Science News looks at some sharpened bones found at a site in Tennessee. They seem to be 3,600-year-old Native American tattoo tools:
These pigment-stained bones are the world’s oldest known tattooing tools, say archaeologist Aaron Deter-Wolf of the Tennessee Division of Archaeology in Nashville and his colleagues. The find suggests that Native American tattoo traditions in eastern North America extend back more than a millennium earlier than previously thought. Ötzi the Iceman, who lived around 5,250 years ago in Europe, displays the oldest known tattoos, but researchers haven’t found any of the tools used to make the Iceman’s tattoos.
Excavations in 1985 revealed these turkey bones and other elements of a probable tattoo kit in a man’s burial pit at Tennessee’s Fernvale site, the researchers report in the June Journal of Archaeological Science: Reports. Damage on and near the tips of the two turkey leg bones resembles distinctive wear previously observed on experimental tattooing tools made from deer bones, Deter-Wolf’s team says. In that research, tattooed lines in fresh slabs of pig skin were produced by a series of punctures with tools that had tips coated in a homemade ink. Experimental tattooing left ink remnants several millimeters from tools’ tips, a pattern also seen with red and black pigment residues on the Fernvale tools.

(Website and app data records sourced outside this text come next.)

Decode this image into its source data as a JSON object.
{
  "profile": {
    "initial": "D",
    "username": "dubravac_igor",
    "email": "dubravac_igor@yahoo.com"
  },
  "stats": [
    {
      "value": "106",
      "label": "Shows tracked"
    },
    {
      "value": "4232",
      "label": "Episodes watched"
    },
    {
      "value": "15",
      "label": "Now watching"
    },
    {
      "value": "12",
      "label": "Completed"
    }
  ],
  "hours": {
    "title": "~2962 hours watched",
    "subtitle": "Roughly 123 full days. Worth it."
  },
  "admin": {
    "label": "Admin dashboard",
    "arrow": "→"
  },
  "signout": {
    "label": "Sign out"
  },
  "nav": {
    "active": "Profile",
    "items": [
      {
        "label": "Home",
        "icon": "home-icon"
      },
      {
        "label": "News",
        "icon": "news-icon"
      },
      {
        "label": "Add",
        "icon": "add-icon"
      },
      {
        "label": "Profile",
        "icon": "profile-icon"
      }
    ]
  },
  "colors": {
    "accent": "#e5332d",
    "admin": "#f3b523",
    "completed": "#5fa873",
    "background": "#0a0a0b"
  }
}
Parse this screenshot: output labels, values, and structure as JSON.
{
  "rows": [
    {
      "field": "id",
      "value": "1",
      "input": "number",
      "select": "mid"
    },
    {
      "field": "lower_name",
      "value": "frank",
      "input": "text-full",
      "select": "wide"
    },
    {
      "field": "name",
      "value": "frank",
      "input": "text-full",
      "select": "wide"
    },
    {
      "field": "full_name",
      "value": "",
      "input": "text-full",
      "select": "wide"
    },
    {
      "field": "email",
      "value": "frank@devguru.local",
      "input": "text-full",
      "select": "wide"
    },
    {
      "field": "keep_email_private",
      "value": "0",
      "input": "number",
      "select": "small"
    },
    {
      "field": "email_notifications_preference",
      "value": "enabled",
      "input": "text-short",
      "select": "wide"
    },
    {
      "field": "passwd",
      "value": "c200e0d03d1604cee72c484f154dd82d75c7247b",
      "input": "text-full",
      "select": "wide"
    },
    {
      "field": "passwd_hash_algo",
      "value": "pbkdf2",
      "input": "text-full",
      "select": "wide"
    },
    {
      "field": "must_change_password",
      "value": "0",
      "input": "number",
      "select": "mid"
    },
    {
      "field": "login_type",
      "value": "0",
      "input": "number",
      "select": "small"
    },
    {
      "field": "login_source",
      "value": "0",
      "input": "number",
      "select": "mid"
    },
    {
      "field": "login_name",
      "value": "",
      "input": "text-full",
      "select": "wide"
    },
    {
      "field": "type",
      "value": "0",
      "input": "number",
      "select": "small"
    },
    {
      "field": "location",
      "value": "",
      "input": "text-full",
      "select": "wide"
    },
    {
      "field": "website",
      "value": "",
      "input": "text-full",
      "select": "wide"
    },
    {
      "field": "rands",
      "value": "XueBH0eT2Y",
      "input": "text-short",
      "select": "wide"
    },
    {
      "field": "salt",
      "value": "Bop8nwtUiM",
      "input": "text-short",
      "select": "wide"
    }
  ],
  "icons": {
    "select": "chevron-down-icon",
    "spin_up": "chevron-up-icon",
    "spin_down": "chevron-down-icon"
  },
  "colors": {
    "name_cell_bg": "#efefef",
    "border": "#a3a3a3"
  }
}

Photos of the turkey-bone needles are at the link. You can read the research here.